After spending time in the hospital earlier this year, 88-year-old Betty Price decided that it was time to transition from her three-story townhouse to a six-room independent-living apartment, just a short drive away in the Longwood at Oakmont Retirement Community in Verona, Pa.
However, she didn’t make the move alone. Although her children live too far away to help her move in, she was able to organize and downsize her house with help from Paul Regan, founder of Paul the Organizer.
Two weeks later, Price’s apartment looked and felt like home. “I had no idea what to bring, but Paul sat down and we looked around and said ‘yes’ or ‘no’,” Price said.
Like Price, downsizing for many retirees can be a tough emotional process.
“Often, they have lived in a house for a long time and its hard for them to downsize,” Regan said. “They have a lot of small things that end up accumulating to be too much.”
To decide what to bring to a new home, Regan suggests individuals look at the floor plan and try to create a comfortable space where they can be surrounded by their favorite things in a room that reflects their previous abode.
“People tend to bring too much stuff, or not enough, so my goal is listening to you and then fitting it to how you want it and letting the process evolve from there,” Regan said.
Photos can help
Before starting the process, Regan recommends taking pictures and documenting what is in each room. This way, the room can be recreated in the resident’s new location. Also, making lists helps illuminate how much they have while identifying the duplicates.
Price originally had two yellow couches in her townhouse’s living room. She brought only one to her new home and donated the other. “My new living room is very similar to my old one,” Price said smiling as she glanced around the yellow, Asian-themed room.

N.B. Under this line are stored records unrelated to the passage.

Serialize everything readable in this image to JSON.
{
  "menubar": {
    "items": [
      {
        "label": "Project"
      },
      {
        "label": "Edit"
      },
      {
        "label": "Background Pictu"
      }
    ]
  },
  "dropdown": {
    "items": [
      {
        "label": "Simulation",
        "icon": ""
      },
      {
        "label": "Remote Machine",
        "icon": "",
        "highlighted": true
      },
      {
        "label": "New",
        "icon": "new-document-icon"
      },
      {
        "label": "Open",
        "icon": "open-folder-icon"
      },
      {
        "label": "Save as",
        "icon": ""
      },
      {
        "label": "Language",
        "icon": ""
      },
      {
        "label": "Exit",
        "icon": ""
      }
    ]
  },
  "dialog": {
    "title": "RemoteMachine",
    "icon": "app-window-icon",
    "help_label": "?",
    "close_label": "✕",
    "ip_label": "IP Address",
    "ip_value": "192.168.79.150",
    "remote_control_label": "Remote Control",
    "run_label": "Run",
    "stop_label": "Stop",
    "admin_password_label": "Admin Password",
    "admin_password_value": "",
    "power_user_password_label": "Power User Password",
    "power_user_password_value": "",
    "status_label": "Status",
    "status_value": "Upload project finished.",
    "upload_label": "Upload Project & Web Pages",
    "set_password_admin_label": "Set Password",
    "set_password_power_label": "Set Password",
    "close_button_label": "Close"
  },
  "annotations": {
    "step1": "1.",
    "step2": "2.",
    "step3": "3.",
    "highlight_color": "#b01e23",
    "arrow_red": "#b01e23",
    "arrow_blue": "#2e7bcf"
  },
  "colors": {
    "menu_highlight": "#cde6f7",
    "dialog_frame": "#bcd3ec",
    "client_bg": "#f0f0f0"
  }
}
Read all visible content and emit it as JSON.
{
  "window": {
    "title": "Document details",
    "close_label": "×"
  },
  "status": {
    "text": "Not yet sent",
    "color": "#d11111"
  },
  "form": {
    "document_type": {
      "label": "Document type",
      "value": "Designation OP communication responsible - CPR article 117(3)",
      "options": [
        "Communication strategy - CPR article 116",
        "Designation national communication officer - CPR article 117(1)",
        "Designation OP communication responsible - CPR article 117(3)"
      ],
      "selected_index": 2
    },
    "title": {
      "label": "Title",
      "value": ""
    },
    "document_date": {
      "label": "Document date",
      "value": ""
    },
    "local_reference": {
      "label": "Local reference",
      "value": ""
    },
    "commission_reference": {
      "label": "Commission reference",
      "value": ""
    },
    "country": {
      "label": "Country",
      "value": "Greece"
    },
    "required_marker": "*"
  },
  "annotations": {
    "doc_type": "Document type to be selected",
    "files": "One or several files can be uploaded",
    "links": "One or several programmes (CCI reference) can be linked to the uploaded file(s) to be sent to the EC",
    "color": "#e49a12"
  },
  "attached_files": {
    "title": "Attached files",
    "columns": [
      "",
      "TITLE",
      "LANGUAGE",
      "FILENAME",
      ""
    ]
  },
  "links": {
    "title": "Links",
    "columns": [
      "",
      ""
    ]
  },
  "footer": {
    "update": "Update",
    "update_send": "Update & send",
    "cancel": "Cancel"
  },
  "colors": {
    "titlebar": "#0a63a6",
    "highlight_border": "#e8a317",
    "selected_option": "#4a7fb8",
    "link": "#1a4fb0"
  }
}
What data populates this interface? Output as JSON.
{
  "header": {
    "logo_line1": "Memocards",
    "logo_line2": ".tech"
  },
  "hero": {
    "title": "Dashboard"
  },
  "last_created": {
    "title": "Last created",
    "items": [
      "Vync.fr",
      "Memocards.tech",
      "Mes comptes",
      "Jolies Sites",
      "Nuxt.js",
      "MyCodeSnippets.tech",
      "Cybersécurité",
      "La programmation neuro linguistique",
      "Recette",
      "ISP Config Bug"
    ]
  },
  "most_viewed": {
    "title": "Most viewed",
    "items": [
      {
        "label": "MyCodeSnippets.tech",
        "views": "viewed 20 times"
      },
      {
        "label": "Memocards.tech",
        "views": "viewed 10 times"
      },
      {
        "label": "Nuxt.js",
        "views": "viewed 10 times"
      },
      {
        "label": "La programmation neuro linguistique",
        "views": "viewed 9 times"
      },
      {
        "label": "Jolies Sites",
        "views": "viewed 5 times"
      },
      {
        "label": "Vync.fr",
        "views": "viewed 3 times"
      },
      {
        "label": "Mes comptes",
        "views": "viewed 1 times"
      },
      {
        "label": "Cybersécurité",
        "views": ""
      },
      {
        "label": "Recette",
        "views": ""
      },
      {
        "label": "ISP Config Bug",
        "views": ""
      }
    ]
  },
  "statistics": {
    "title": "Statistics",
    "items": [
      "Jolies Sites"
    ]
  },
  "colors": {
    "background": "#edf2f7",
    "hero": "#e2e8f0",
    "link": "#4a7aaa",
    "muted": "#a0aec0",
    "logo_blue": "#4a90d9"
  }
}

Organizing a house full of memories can be daunting. But, one can start by clearing out small places that contain items of little sentimental value like a medicine closet. This will offer instant gratification and the motivation to continue to move on to other rooms.
Another trick is labeling bins as either “trash,” “sell” or “donate.” This brings rationality to the emotional process.
A good rule of thumb is the “six-month test.” If an item has not been touched in the past six months, it can go into one of the bins. It is also a good idea to hire a trusted appraiser to determine items’ values.
The hardest task
Family pictures and albums should be tackled last because they are the hardest to go through, but also the easiest to give to a third party to handle. Pictures, children’s artwork and letters can be digitized and transferred to a variety of media while still keeping the memories of the past intact. Some companies have professional photograph organizers who can create scrapbooks and legacy videos to preserve the sentimentality of the condensed images.
Storage units tend to be a go-to for items that seniors are not sure about keeping. Regan advises that it’s best to either use a storage unit for a short time and fill it with items that are needed or avoid using a storage unit at all. “People tend to kick the can down the road so clearing out a storage unit can become a dreaded thing and add up to be a lot of money,” Regan said.
Professional organizers, especially those who are members of the National Association of Senior Move Management, are recommended for alleviating the stress and unnecessary extended periods of time in the organizing and downsizing process. “Safety is my No. 1 priority, then it is making the room aesthetically pleasing,” said Regan, a member of the national association.
When Price’s apartment was nearly complete, she walked through the rooms, looking around to see what else from her home she could bring to her new apartment.
“Every inch counts — the rooms are evolving to become more and more like home,” she said.